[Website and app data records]
=== Section Start ===

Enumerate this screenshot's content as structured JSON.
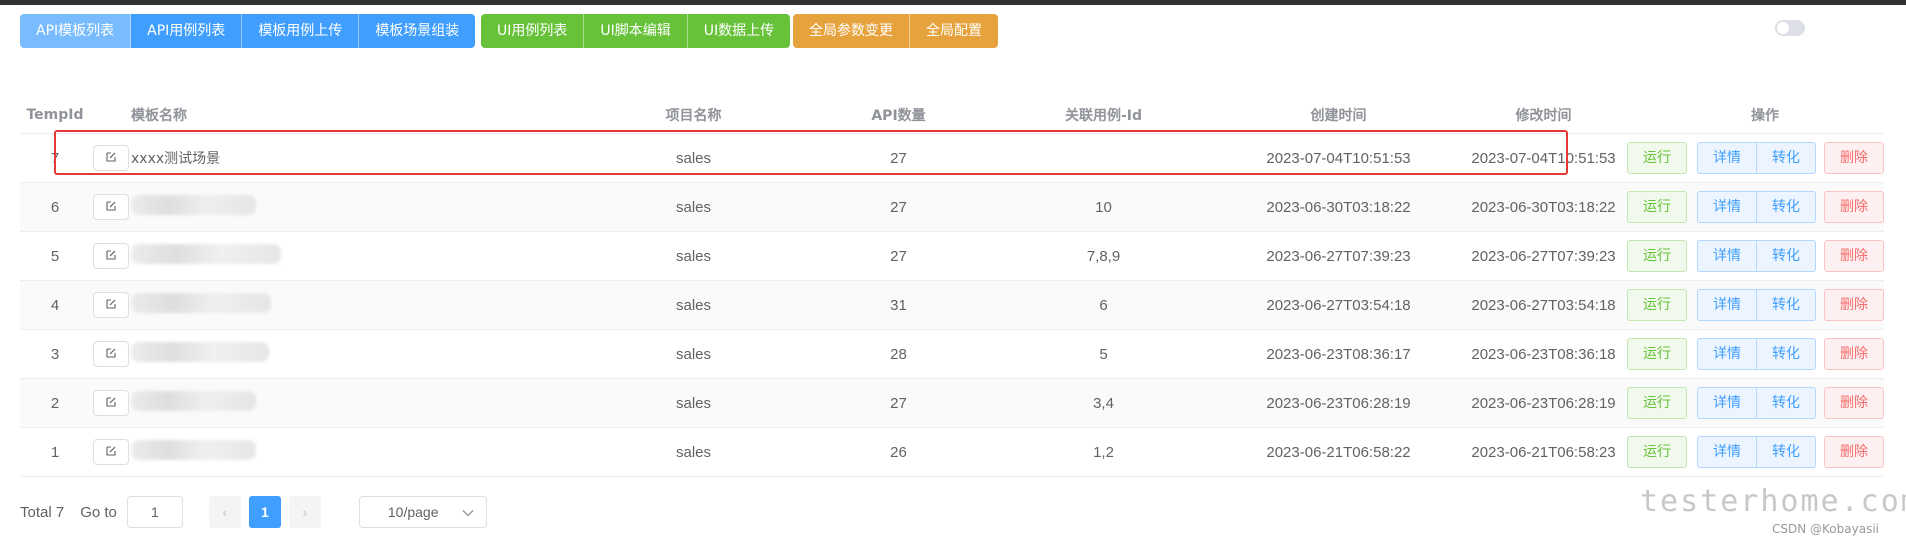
{
  "toolbar": {
    "api_group": [
      "API模板列表",
      "API用例列表",
      "模板用例上传",
      "模板场景组装"
    ],
    "ui_group": [
      "UI用例列表",
      "UI脚本编辑",
      "UI数据上传"
    ],
    "global_group": [
      "全局参数变更",
      "全局配置"
    ],
    "active": "API模板列表"
  },
  "table": {
    "headers": {
      "id": "TempId",
      "name": "模板名称",
      "project": "项目名称",
      "api_count": "API数量",
      "related": "关联用例-Id",
      "created": "创建时间",
      "modified": "修改时间",
      "ops": "操作"
    },
    "rows": [
      {
        "id": "7",
        "name": "xxxx测试场景",
        "project": "sales",
        "api_count": "27",
        "related": "",
        "created": "2023-07-04T10:51:53",
        "modified": "2023-07-04T10:51:53"
      },
      {
        "id": "6",
        "name": "",
        "project": "sales",
        "api_count": "27",
        "related": "10",
        "created": "2023-06-30T03:18:22",
        "modified": "2023-06-30T03:18:22"
      },
      {
        "id": "5",
        "name": "",
        "project": "sales",
        "api_count": "27",
        "related": "7,8,9",
        "created": "2023-06-27T07:39:23",
        "modified": "2023-06-27T07:39:23"
      },
      {
        "id": "4",
        "name": "",
        "project": "sales",
        "api_count": "31",
        "related": "6",
        "created": "2023-06-27T03:54:18",
        "modified": "2023-06-27T03:54:18"
      },
      {
        "id": "3",
        "name": "",
        "project": "sales",
        "api_count": "28",
        "related": "5",
        "created": "2023-06-23T08:36:17",
        "modified": "2023-06-23T08:36:18"
      },
      {
        "id": "2",
        "name": "",
        "project": "sales",
        "api_count": "27",
        "related": "3,4",
        "created": "2023-06-23T06:28:19",
        "modified": "2023-06-23T06:28:19"
      },
      {
        "id": "1",
        "name": "",
        "project": "sales",
        "api_count": "26",
        "related": "1,2",
        "created": "2023-06-21T06:58:22",
        "modified": "2023-06-21T06:58:23"
      }
    ],
    "ops_labels": {
      "run": "运行",
      "detail": "详情",
      "convert": "转化",
      "delete": "删除"
    }
  },
  "pagination": {
    "total": "Total 7",
    "goto_label": "Go to",
    "goto_value": "1",
    "current_page": "1",
    "page_size": "10/page"
  },
  "watermark": {
    "site": "testerhome.com",
    "credit": "CSDN @Kobayasii"
  },
  "colors": {
    "primary": "#409eff",
    "success": "#67c23a",
    "warning": "#e6a23c",
    "danger": "#f56c6c",
    "highlight": "#e53935"
  }
}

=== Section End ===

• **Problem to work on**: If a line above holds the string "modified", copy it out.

• **Written reply**:
      "modified": "修改时间",
        "modified": "2023-07-04T10:51:53"
        "modified": "2023-06-30T03:18:22"
        "modified": "2023-06-27T07:39:23"
        "modified": "2023-06-27T03:54:18"
        "modified": "2023-06-23T08:36:18"
        "modified": "2023-06-23T06:28:19"
        "modified": "2023-06-21T06:58:23"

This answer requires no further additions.